A brief explanation why…
In development as the eventual successor to the long-standing New Technology File System (introduced with Windows NT 3.1 in July 1993), Microsoft first added its new "Resilient File System" (ReFS for short, codenamed “Protogon”) to Windows Server 2012, the server version of Windows 8.
It was later added to consumer versions of the operating system with the arrival of Windows 8.1 in October 2013, albeit mainly through storage spaces (virtual drives) and not usable as a bootable partition. Likewise is true for Windows 10 as Microsoft decided ReFS wasn't quite ready to replace NTFS as the default file system.

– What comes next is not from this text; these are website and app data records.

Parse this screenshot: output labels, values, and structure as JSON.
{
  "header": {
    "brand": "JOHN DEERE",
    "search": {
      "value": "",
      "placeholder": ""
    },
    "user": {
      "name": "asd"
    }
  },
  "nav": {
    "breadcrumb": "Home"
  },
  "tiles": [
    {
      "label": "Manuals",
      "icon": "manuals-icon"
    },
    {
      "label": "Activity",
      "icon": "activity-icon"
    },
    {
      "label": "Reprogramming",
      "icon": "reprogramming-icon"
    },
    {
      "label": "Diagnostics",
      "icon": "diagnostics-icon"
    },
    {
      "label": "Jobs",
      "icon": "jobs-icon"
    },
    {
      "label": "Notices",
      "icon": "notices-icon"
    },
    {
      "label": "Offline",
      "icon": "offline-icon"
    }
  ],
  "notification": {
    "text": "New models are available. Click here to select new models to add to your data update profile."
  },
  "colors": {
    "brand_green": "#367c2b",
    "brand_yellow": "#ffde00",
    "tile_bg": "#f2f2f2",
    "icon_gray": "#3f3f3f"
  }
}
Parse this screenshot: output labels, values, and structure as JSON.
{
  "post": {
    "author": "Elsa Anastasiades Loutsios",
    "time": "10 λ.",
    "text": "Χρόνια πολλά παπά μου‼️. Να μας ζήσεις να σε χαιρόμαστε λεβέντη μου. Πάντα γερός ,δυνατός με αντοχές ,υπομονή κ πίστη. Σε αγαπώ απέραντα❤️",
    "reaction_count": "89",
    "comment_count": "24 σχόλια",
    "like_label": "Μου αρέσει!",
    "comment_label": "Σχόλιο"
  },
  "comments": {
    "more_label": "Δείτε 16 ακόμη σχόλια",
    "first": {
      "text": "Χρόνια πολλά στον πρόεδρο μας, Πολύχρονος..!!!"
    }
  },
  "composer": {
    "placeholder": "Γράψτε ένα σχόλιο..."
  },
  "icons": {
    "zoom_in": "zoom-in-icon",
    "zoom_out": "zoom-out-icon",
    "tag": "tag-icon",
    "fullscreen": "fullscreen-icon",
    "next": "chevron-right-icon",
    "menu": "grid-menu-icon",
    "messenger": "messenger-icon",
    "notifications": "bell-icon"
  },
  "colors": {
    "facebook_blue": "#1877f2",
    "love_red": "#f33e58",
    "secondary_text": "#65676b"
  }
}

ReFS brings a long list of new features over its predecessor including automatic integrity checking and data scrubbing, improved structural reliability, removal of the need to run chkdsk, support for longer paths and filenames, as well as support for a maximum file size of 16 exbibytes and a maximum volume size of 1 yobibyte.